Here is a story that demonstrates my father’s gift for negotiation. Enjoy!
Eau de Grunt
My sister and I discovered perfume at the same time, that early adolescence time when everything is so important and so fragile. We rode our bikes to the downtown Woolworth’s and purchased a HUGE bottle of perfume for $1. What a deal.
Upon returning home we were quick to pour the fragrant liquid on us, virtually soaking ourselves. We were delighted. We were cool.
My sister and I were each upstairs in our bedrooms when my dad came home. My mom went to greet him as I heard him exclaim, “What is that terrible smell?”
“The girls have decided to wear perfume, honey,” my mom replied in a soothing voice.
“It stinks.” I think he just may have been gagging when he stated this. “What is the perfume, Eau de Grunt?”
“You need to be careful with them.” My mom issued a gentle warming.
The following evening my dad came home and start muttering again about the stench as my sister and I held our collective breaths. But nothing was said, until. . .
Early on Saturday morning, my dad summoned my sister and me to come to talk to him in our family room. My sister and I prepared ourselves for what we were sure would be one of those parental show-downs, in which the parent thinks that they know everything and the poor child is, once again, short-changed and misunderstood.
“Your mother tells me you want to wear perfume,” our dad started.
Here we go, I thought to myself. My adolescent back was up. I prepared myself for battle.
“Did you know,” my dad continued, “that perfume has notes?”
I think I can speak for my sister when I say that we were both stunned. What could my dad, an aircraft engineer, possibly know about perfume? My mom did not wear any!
“There is a ‘top note,’ and that is the note that gives the first impression of the fragrance, the first one that is noticed,” our dad started.

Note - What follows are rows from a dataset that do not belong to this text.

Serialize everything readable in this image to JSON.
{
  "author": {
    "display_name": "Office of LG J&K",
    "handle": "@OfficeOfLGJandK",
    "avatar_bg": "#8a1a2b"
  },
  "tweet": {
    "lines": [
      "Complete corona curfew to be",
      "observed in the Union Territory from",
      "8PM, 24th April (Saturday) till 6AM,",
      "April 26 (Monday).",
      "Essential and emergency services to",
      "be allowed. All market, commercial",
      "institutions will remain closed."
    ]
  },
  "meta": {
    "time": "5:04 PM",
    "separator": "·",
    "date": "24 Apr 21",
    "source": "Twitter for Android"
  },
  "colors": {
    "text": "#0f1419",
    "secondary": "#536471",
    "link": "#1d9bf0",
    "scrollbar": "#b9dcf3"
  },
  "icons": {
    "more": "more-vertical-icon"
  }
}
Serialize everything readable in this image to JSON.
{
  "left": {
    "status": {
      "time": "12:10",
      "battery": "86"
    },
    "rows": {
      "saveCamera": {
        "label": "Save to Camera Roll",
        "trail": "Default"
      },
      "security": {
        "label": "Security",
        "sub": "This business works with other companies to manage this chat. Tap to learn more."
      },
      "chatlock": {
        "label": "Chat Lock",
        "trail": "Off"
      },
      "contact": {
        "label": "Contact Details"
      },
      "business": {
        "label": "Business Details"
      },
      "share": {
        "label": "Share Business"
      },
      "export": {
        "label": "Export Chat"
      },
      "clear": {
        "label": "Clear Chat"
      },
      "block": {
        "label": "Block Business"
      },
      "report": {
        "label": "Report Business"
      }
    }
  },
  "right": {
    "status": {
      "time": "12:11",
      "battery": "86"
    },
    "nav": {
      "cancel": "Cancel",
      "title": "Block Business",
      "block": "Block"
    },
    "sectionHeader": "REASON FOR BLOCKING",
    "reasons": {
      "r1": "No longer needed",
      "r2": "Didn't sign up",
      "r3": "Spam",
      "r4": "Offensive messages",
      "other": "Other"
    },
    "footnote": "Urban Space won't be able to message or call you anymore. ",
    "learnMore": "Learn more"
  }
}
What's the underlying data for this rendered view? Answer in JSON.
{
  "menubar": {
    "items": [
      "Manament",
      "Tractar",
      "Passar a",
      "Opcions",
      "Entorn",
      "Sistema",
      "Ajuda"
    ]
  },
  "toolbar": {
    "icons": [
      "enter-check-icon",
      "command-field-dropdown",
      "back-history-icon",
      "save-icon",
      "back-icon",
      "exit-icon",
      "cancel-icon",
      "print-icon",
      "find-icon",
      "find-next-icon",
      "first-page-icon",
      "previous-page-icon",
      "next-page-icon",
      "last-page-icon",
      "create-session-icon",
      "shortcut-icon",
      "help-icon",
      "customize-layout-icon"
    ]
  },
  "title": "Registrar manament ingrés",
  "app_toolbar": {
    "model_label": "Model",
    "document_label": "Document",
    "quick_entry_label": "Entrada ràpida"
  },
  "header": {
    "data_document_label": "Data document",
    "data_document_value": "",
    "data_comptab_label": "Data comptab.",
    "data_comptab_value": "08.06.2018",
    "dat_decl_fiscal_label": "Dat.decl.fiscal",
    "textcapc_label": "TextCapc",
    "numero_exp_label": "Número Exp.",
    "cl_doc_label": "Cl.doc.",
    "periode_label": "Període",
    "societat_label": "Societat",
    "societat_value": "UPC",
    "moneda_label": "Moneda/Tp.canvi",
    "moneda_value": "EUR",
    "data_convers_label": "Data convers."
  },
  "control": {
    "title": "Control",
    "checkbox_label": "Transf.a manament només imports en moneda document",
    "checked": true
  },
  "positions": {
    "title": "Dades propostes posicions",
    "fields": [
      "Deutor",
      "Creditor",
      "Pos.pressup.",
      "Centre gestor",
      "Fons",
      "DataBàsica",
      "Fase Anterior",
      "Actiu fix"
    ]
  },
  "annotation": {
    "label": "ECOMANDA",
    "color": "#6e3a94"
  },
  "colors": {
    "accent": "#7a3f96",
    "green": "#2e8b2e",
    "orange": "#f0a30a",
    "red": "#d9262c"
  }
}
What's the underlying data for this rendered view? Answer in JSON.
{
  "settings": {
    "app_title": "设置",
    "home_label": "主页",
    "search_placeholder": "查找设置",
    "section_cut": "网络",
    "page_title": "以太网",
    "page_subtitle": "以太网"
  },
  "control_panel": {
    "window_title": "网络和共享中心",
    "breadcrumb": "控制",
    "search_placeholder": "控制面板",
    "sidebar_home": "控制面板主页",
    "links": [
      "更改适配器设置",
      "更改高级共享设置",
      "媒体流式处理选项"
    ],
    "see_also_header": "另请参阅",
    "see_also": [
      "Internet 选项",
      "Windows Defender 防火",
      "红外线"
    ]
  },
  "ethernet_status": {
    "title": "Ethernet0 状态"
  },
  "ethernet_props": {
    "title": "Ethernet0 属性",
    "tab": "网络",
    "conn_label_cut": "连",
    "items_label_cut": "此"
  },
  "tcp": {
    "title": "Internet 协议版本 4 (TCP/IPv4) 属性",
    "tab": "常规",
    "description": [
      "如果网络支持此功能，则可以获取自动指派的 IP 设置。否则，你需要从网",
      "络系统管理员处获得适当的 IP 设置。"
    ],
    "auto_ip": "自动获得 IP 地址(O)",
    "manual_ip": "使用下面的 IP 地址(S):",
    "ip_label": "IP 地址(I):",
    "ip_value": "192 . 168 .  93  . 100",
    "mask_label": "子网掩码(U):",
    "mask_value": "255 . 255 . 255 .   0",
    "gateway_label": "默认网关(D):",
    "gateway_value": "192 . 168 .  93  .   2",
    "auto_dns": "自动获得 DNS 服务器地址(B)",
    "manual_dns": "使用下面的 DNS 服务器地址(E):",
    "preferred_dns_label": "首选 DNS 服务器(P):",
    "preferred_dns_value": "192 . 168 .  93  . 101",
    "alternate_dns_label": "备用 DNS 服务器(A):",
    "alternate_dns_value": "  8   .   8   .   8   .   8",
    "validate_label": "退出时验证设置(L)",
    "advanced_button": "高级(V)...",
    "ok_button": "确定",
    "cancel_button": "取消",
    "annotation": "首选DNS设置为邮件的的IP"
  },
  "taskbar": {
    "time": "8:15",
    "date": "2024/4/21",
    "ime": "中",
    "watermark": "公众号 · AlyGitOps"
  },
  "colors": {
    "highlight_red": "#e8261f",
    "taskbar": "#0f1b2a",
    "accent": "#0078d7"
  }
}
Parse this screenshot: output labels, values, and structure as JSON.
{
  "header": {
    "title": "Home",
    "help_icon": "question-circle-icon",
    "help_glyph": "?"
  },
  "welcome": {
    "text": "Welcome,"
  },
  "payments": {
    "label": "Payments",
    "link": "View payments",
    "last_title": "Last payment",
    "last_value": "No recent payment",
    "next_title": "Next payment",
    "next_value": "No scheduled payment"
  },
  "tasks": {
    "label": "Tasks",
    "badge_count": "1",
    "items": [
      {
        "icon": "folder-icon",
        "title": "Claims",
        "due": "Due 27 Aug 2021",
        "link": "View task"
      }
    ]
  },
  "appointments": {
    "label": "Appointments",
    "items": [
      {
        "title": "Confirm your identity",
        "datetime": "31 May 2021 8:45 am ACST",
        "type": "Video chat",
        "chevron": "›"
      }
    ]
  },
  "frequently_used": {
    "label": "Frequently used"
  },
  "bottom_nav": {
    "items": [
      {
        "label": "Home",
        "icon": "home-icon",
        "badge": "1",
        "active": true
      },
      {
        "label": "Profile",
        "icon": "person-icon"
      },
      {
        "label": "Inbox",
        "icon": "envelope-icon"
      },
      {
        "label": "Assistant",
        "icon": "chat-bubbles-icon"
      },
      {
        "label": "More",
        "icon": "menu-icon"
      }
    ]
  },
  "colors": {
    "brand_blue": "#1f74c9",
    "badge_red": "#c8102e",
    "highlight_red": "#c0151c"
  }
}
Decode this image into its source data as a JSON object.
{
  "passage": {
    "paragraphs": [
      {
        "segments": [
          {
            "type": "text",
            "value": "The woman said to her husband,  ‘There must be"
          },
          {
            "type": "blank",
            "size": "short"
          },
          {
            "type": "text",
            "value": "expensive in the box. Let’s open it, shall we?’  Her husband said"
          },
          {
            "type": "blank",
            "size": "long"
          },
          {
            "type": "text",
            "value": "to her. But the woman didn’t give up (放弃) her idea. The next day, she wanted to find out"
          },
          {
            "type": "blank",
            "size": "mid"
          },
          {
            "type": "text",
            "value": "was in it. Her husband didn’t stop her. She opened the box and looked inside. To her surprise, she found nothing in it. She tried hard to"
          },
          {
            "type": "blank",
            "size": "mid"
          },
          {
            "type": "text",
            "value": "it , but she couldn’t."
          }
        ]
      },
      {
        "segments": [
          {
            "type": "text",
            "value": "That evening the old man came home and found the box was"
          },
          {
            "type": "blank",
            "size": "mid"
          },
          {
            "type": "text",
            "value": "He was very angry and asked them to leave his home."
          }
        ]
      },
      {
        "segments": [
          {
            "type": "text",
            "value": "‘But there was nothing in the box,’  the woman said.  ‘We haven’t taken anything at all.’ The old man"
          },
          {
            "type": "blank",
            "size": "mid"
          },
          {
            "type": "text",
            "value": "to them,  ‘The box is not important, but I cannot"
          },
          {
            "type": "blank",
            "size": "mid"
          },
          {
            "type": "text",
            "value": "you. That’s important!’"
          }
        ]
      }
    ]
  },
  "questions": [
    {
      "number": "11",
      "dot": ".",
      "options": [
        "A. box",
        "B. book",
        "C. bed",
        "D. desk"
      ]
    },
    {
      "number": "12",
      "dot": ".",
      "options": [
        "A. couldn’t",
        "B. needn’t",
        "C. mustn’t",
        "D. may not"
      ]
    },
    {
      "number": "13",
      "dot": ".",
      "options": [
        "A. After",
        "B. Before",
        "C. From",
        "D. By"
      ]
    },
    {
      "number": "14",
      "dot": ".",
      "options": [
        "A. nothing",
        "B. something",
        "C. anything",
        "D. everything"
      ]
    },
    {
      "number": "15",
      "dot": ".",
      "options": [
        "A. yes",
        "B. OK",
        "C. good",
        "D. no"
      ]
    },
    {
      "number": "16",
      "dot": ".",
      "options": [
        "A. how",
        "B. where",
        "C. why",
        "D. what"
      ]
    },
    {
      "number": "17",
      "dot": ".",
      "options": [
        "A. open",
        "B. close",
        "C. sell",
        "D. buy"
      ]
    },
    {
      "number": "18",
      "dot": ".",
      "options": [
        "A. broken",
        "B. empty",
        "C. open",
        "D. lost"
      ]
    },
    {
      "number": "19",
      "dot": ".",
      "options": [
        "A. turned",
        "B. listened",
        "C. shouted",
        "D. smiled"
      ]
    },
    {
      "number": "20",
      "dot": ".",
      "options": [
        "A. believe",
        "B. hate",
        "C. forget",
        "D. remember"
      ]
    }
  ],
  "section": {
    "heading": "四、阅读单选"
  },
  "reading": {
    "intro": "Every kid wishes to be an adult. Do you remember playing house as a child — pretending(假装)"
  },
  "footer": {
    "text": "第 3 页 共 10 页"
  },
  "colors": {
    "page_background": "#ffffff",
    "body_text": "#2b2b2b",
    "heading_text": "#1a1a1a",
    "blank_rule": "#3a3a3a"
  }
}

I nearly keeled over with what truly appeared to be my dad’s knowledge. He continued.
“Then that note fades and the perfume settles into what is referred to as the ‘heart note’ and that is the note that stays the longest on the wearer and is the one that is noticed by others.”
WOW. This was more information than I ever imagined. I was captivated.
“Finally,” he continued speaking to his young audience of two, “there is the ‘base note’ the one that is remembered by both the wearer and the one who smells it.”
He paused, letting us absorb that information.
“Perfumes are very personal and should be worn with a hint of mystery. It should be of high quality, one that is made with the understanding of all the notes, and just the tiniest bit should be worn. Spraying the air with a perfume and walking through its mist is one way to ensure that you are wearing just a hint of the perfume.
Oh, gee, I would have to get a spray pump for our perfume, since it just came in a jug. My mind was reeling.
My dad’s voice took an authoritarian turn as he then said, “I would like you to stop wearing the perfume you have purchased at Woolworth’s.
There. I knew it! I knew it! I knew it! It was a trap. But before I could open my mouth, my dad continued.
“As you know I go to Paris every month on business. The French are known for their fine perfumes. On my next trip, I will get each of you a sampling of perfumes for you to try keeping in mind what I have told you about perfume. Ultimately you will find the right perfume for you and then I will make sure you have that.”
Well, what choice did we have? We agreed and walked away, both stunned and a bit intrigued. Who knew about notes and the French deal with perfumes?
Then the magic happened. Lancome, Shalimar, and others. I fell in love with “Shocking” by Schiaparelli.
And peace reigned in the Todd household because two daughters were thrilled to be inducted into the mystique of wearing just the right perfume and their father was able to take a breath of fresh air when he came home from work at night.
And I learned a valuable lesson in negotiation which has stuck with me until this day.